START Material for this exercise

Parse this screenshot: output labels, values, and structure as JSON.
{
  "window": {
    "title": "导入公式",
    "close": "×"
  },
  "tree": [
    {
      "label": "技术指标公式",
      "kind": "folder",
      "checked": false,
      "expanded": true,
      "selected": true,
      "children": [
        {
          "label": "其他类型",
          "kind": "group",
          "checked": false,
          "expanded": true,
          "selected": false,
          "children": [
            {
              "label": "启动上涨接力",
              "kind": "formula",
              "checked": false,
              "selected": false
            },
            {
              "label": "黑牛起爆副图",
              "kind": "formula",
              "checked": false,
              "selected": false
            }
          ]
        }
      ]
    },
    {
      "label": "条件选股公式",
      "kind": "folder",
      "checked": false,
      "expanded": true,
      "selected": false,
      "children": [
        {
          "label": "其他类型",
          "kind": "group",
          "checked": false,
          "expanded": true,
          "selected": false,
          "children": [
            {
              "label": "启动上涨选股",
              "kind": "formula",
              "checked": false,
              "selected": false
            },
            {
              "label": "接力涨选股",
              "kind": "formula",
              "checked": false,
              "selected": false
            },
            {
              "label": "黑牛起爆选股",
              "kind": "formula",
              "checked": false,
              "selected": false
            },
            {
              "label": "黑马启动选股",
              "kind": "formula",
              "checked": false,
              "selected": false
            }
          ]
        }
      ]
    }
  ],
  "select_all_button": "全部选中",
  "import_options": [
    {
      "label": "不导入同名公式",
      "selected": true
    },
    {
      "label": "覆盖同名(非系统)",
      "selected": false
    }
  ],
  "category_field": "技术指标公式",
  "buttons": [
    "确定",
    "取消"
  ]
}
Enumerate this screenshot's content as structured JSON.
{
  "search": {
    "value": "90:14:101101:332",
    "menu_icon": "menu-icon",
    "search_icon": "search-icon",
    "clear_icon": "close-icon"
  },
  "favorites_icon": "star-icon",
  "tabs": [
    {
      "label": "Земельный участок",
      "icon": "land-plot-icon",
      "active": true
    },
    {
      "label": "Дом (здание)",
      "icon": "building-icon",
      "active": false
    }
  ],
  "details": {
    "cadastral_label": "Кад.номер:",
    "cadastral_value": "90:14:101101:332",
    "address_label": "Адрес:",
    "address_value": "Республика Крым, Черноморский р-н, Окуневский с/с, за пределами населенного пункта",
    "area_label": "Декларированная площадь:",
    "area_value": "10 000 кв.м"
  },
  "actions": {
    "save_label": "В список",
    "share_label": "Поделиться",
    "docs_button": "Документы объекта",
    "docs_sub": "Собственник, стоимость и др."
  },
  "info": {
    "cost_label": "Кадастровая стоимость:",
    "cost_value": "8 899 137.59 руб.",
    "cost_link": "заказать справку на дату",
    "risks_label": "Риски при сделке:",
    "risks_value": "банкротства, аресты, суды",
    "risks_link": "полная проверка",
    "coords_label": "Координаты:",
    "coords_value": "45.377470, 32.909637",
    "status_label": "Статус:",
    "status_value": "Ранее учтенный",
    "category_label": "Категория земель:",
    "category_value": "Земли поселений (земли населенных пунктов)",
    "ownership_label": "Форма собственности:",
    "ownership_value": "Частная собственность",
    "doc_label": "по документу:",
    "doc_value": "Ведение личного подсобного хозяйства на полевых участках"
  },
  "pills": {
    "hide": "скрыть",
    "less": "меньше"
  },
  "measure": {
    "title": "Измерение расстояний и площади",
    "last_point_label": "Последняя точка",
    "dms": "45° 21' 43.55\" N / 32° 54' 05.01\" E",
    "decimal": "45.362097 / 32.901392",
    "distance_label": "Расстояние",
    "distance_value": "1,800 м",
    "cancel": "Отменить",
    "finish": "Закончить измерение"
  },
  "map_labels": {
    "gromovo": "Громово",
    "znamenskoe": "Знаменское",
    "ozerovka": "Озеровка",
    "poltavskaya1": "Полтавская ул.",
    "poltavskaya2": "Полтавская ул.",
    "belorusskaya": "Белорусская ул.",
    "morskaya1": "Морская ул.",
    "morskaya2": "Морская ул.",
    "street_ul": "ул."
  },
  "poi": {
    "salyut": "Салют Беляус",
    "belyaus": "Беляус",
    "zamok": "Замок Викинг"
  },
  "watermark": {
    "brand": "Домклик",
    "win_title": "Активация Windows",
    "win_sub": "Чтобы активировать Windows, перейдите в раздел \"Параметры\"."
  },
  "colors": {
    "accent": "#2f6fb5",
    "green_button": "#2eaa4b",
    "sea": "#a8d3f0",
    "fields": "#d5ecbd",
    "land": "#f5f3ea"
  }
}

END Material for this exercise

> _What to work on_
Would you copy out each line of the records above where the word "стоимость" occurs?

> _Output of the task_
    "docs_sub": "Собственник, стоимость и др."
    "cost_label": "Кадастровая стоимость:",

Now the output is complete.